This is a fake message, but DCU is a real worldwide team of lawyers, investigators, technical analysts, and other specialists working to transform the fight against digital crime through partnerships and legal and technical breakthroughs that destroy the way cybercriminals operate. The DCU is a unique team in the tech industry, focused on disrupting some of the most difficult cybercrime threats facing society today – including malicious software crimes fueled by the use of botnets and technology-facilitated child sexual exploitation.
DCU does not send email to individuals asking them to validate their account information. If you get one of these email messages, it is a scam.
There are legitimate times when, in the course of a botnet cleanup effort, DCU will work to inform known victims of a particular threat to help them remove the botnet malware and regain control of their computer.

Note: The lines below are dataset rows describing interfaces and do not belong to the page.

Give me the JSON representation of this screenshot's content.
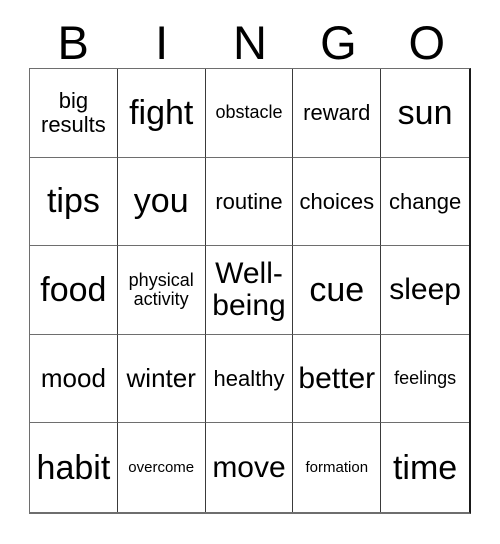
{
  "card": {
    "title_letters": [
      "B",
      "I",
      "N",
      "G",
      "O"
    ],
    "columns": 5,
    "rows": 5,
    "grid_line_color": "#6e6e6e",
    "text_color": "#000000",
    "background_color": "#ffffff",
    "cells": [
      [
        {
          "text": "big\nresults",
          "size": "md"
        },
        {
          "text": "fight",
          "size": "xxl"
        },
        {
          "text": "obstacle",
          "size": "sm"
        },
        {
          "text": "reward",
          "size": "md"
        },
        {
          "text": "sun",
          "size": "xxl"
        }
      ],
      [
        {
          "text": "tips",
          "size": "xxl"
        },
        {
          "text": "you",
          "size": "xxl"
        },
        {
          "text": "routine",
          "size": "md"
        },
        {
          "text": "choices",
          "size": "md"
        },
        {
          "text": "change",
          "size": "md"
        }
      ],
      [
        {
          "text": "food",
          "size": "xxl"
        },
        {
          "text": "physical\nactivity",
          "size": "sm"
        },
        {
          "text": "Well-\nbeing",
          "size": "xl"
        },
        {
          "text": "cue",
          "size": "xxl"
        },
        {
          "text": "sleep",
          "size": "xl"
        }
      ],
      [
        {
          "text": "mood",
          "size": "lg"
        },
        {
          "text": "winter",
          "size": "lg"
        },
        {
          "text": "healthy",
          "size": "md"
        },
        {
          "text": "better",
          "size": "xl"
        },
        {
          "text": "feelings",
          "size": "sm"
        }
      ],
      [
        {
          "text": "habit",
          "size": "xxl"
        },
        {
          "text": "overcome",
          "size": "xs"
        },
        {
          "text": "move",
          "size": "xl"
        },
        {
          "text": "formation",
          "size": "xs"
        },
        {
          "text": "time",
          "size": "xxl"
        }
      ]
    ]
  }
}
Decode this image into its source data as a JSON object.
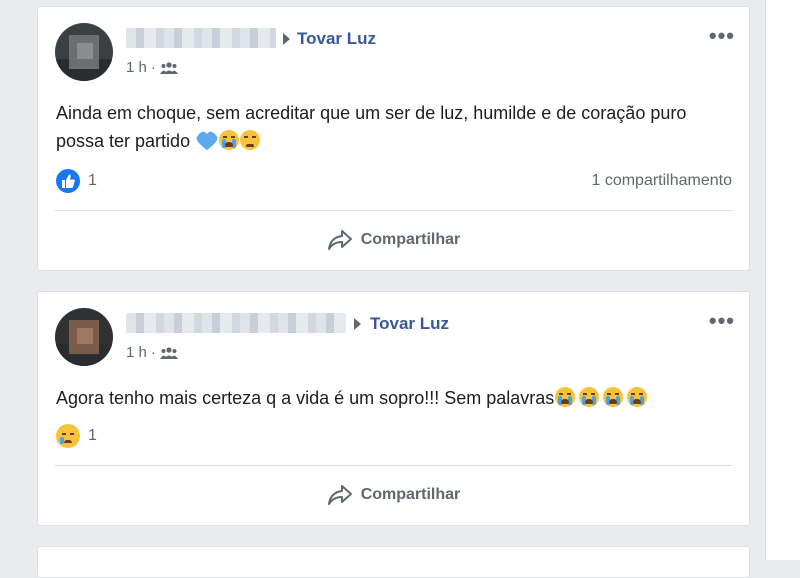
{
  "posts": [
    {
      "group_name": "Tovar Luz",
      "time": "1 h",
      "separator": "·",
      "audience_icon": "group-icon",
      "text": "Ainda em choque, sem acreditar que um ser de luz, humilde e de coração puro possa ter partido",
      "emojis": [
        "blue-heart",
        "loudly-crying-face",
        "sad-face"
      ],
      "reaction_icon": "like-icon",
      "reaction_count": "1",
      "shares_text": "1 compartilhamento",
      "share_label": "Compartilhar"
    },
    {
      "group_name": "Tovar Luz",
      "time": "1 h",
      "separator": "·",
      "audience_icon": "group-icon",
      "text": "Agora tenho mais certeza q a vida é um sopro!!! Sem palavras",
      "emojis": [
        "loudly-crying-face",
        "loudly-crying-face",
        "loudly-crying-face",
        "loudly-crying-face"
      ],
      "reaction_icon": "sad-reaction-icon",
      "reaction_count": "1",
      "share_label": "Compartilhar"
    }
  ],
  "colors": {
    "page_bg": "#e9ebee",
    "link": "#385898",
    "like_blue": "#1877f2",
    "secondary_text": "#606770",
    "emoji_yellow": "#f7c23c"
  }
}
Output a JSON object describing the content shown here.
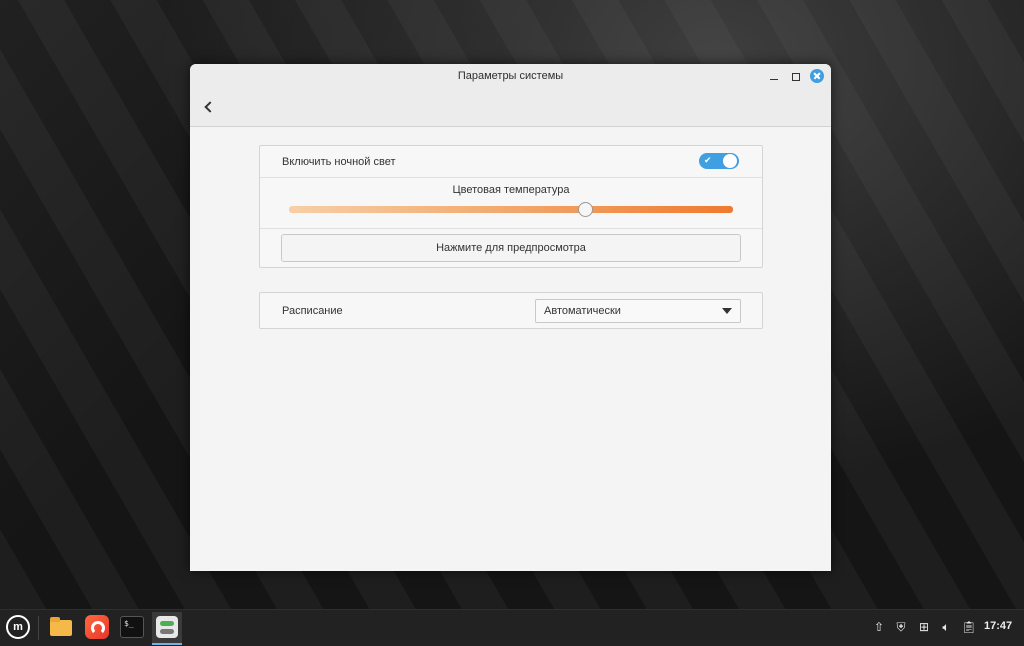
{
  "window": {
    "title": "Параметры системы",
    "minimize_icon": "minimize-icon",
    "maximize_icon": "maximize-icon",
    "close_icon": "close-icon",
    "back_icon": "chevron-left-icon"
  },
  "night_light": {
    "enable_label": "Включить ночной свет",
    "enabled": true,
    "toggle_check_icon": "✔",
    "temperature_title": "Цветовая температура",
    "temperature_fraction": 0.667,
    "preview_button": "Нажмите для предпросмотра"
  },
  "schedule": {
    "label": "Расписание",
    "selected": "Автоматически"
  },
  "taskbar": {
    "menu_logo": "m",
    "terminal_prompt": "$_",
    "apps": [
      "menu-icon",
      "files-icon",
      "firefox-icon",
      "terminal-icon",
      "system-settings-icon"
    ],
    "tray_icons": [
      "update-icon",
      "shield-icon",
      "network-icon",
      "volume-icon",
      "clipboard-icon"
    ],
    "clock": "17:47"
  },
  "colors": {
    "accent": "#3f9fe0",
    "slider_start": "#f7cfa8",
    "slider_end": "#ef7a2f"
  }
}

Sometimes Microsoft will work with Internet service providers (ISPs) and Computer Emergency Response Teams, who in turn will work to inform malware victims by communicating through their already-established relationship with their ISP customers. This enables ISPs to be able to reach victims in a way that is clearly verifiable to botnet victims as legitimate. Other times, Microsoft may indeed notify victims directly – but not in email and not to verify account information, as the phishing scams claim.
When DCU does inform victims directly about a known malware infection on their computer, like in the recent case involving the Bamital botnet takedown, it will not ask people to click on a link or download an attachment. Rather, DCU’s communication will be done over a secured connection and will be readily verifiable as legitimately coming from Microsoft. These notifications will often also be accompanied by a high profile public information campaign that outlines the notification process, which will also help people independently verify that a warning is real and actually coming from Microsoft.
If you receive an email message claiming to be from the DCU, do not click on links or open any attachments. Instead, you can either just delete it or you can report it.
Here’s a copy of the fake message:
This message contains three common signs of a scam:
- Impersonation of a well-known company or organization
- Time-sensitive threats to your account
- Requests to click an attachment or link
Get more information on how to recognize phishing email messages, links, or phone calls.